▶ _Problem description_:
Print all the data that follows exactly, images excluded.

# # # # #

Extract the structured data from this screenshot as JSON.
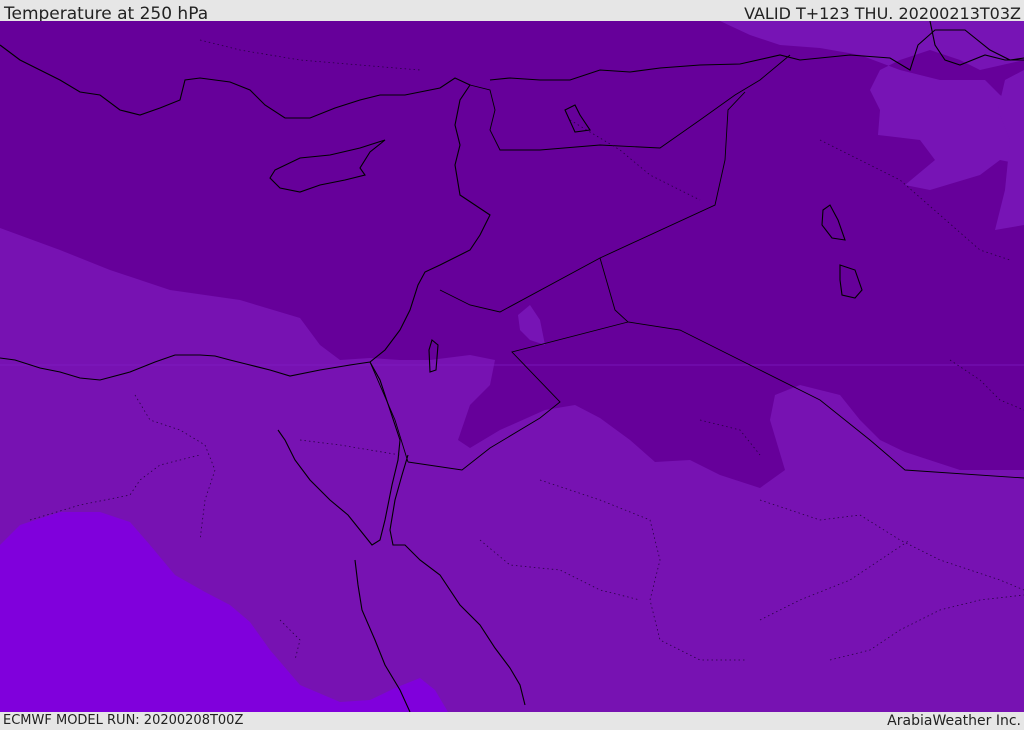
{
  "header": {
    "title": "Temperature at 250 hPa",
    "valid": "VALID T+123 THU. 20200213T03Z"
  },
  "footer": {
    "model_run": "ECMWF MODEL RUN: 20200208T00Z",
    "brand": "ArabiaWeather Inc."
  },
  "map": {
    "region": "Eastern Mediterranean and Middle East",
    "field": "Temperature at 250 hPa",
    "colors": {
      "cold_band": "#650099",
      "mid_band": "#7710b0",
      "warm_band": "#7f00da",
      "pale_patch": "#7a18bf",
      "coastline": "#000000"
    }
  }
}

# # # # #

▶ _Solution below_:
Extract the structured data from this screenshot as JSON.
{
  "header": {
    "title": "Temperature at 250 hPa",
    "valid": "VALID T+123 THU. 20200213T03Z"
  },
  "footer": {
    "model_run": "ECMWF MODEL RUN: 20200208T00Z",
    "brand": "ArabiaWeather Inc."
  },
  "map": {
    "region": "Eastern Mediterranean and Middle East",
    "field": "Temperature at 250 hPa",
    "colors": {
      "cold_band": "#650099",
      "mid_band": "#7710b0",
      "warm_band": "#7f00da",
      "pale_patch": "#7a18bf",
      "coastline": "#000000"
    }
  }
}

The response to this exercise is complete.